“I am here asking for Ed Royce’s support so that we can have a legislation that will bring a solution to this problem of immigration,” said Trujillo. “We will continue fighting, we will continue coming back because this matters to us and effects us personally, and there’s nothing that can hold us back and can stop us.”
The rally included students from Cal Poly Pomona, CSUN, CSUF, Fullerton College, and people walking by that decided to join in. The crowd marched up and down Birch Street and outside his office chanting “Ed Royce where’s your heart, the immigration system tears families apart, and “el pueblo unido jamas sera vencido,” which translates in English to “the people united will never be divided.”
While the crowd was rallying outside his office two speakers, Gabael Botallo, a Business administration/ Communication major and MEChA co-chair, Guadalupe Cisneros, shared their story and said why this rally was important to them.
“Immigrants are not criminals they’re simply people,” said Botallo. “I’ve been in this country for 11 years, to differed action I was able to get my license and now I am a working citizen contributing to society.”
“This country is made out of immigrants and we should give every immigrant, no matter what country they come from, a chance to be here,” said Cisneros.
To reinforce their message Botallo and Colin decided to take their stance to the next level, by walking up to Royce’s office and personally sharing their stories.
When they came back they delivered some bad news to the group saying the secretaries didn’t help them out and didn’t even ask them for their information to follow up with any news. In response, the group marched up to his office to do a sit-in and see if they could get better results.
“It has reached a breaking point and they abuse people who are undocumented in the workforce, but if that wasn’t the case people would be getting paid minimum wage and more money would be contributed back to society,” said Muniz.
Royce and other House Republicans have voted to deny funding for the deferred action program, which grants work permits and two-year deportation deferrals to young immigrants brought to the U.S. as children.
His vote is symbolic because in the 39th congressional district he serves, Asian Americans and Pacific Islanders and Latinos account for roughly 28.5 percent and 32.6 percent of the population.
“We have been to his office more than 11 times in the last three months and we’ve never met him in person; we don’t want to meet with his staff, we want to meet with him,”said Felipe Escobar, 25, a Political Science major at CSUN, and organizer for the California Dream Network.
After the sit-in, the group was able to get an email for the person who plans the meeting, but they still plan to reconvene and come back with a larger crowd, and will continue knocking on his door to make sure he is taking a stance on immigration and isn’t staying silent.

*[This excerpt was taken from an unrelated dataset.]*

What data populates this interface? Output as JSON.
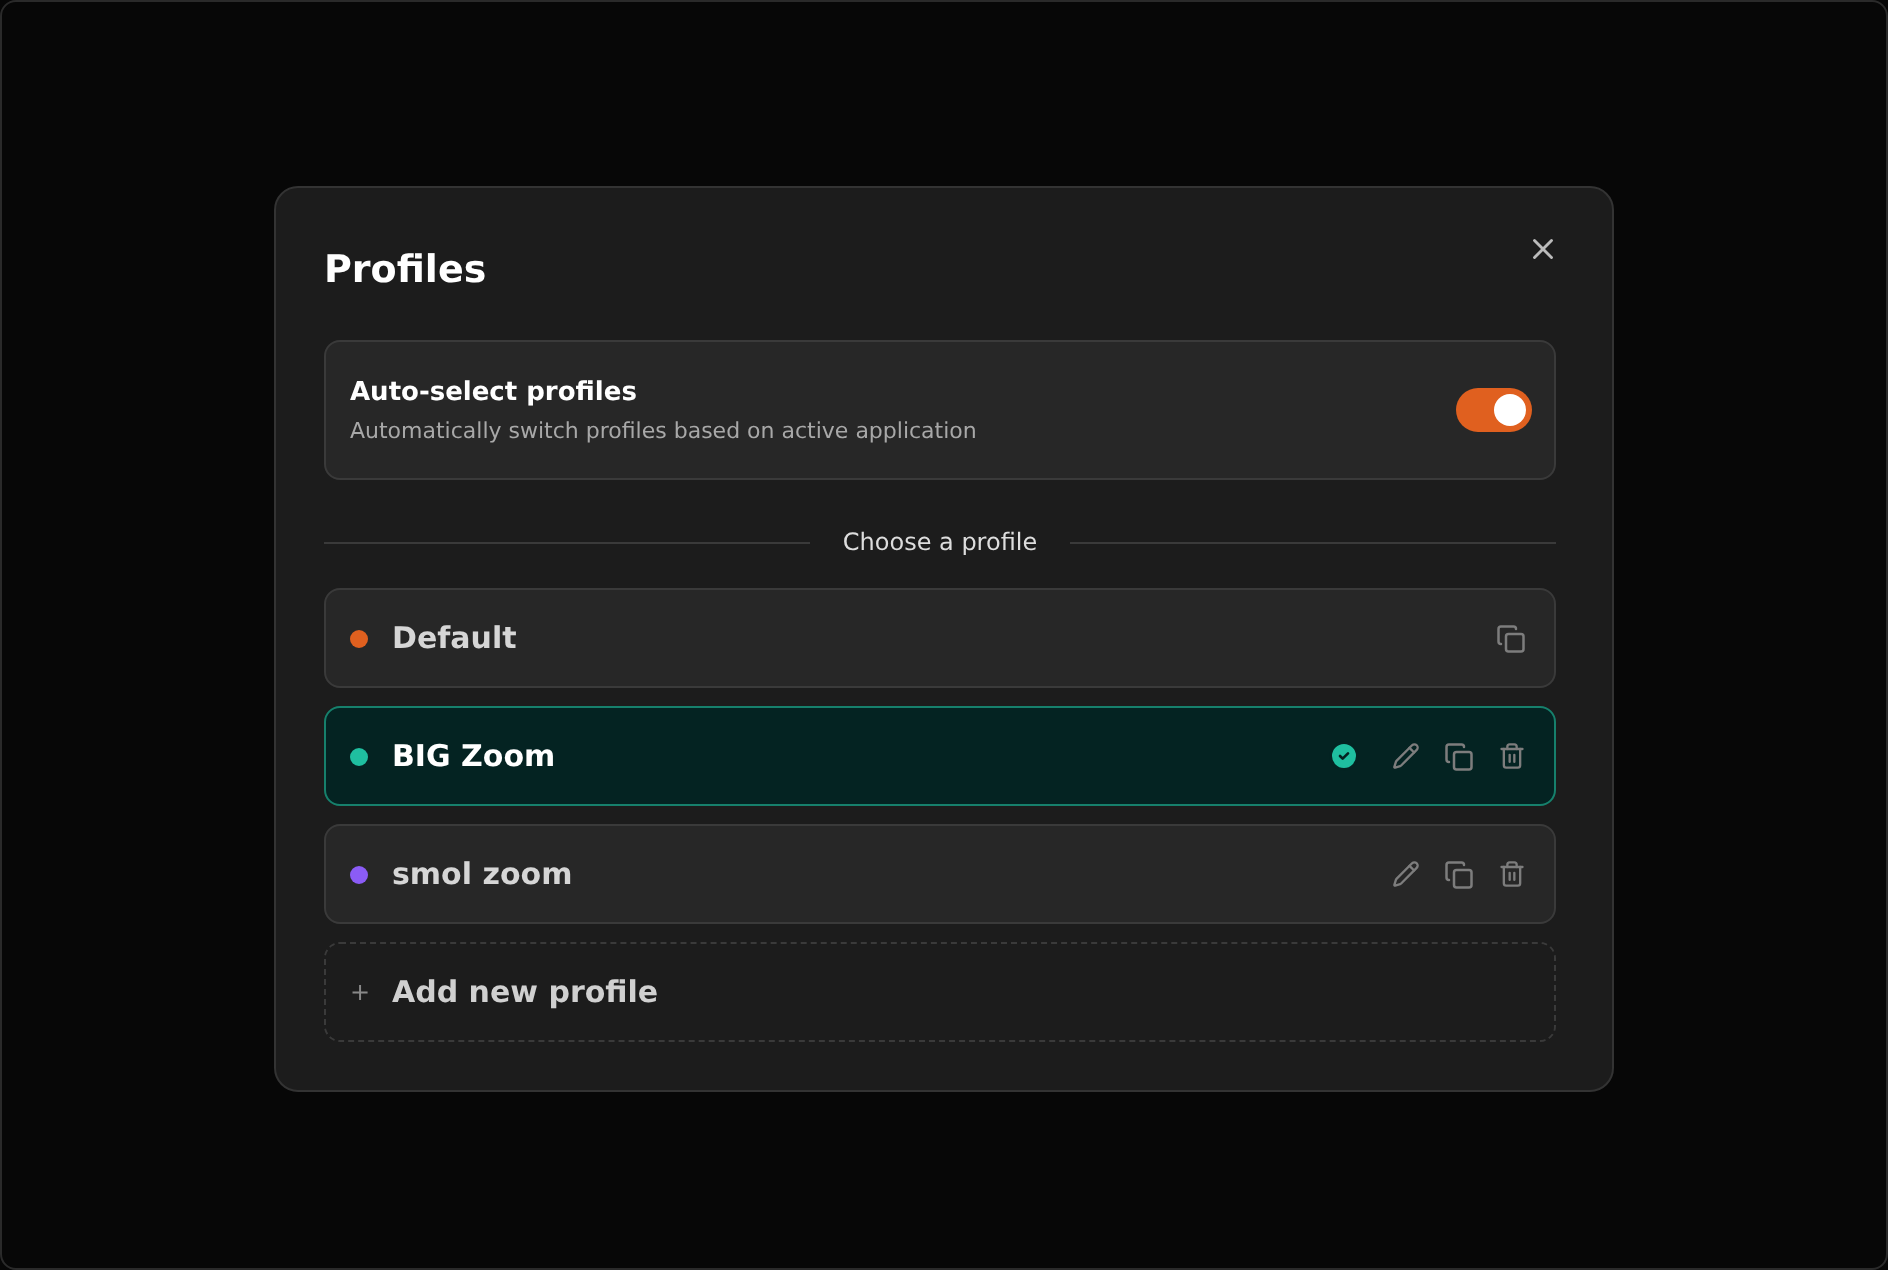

Said Muniz, “We will continue fighting for this cause until he supports immigration reform, an immigration reform that is fair and has a pathway to citizenship.”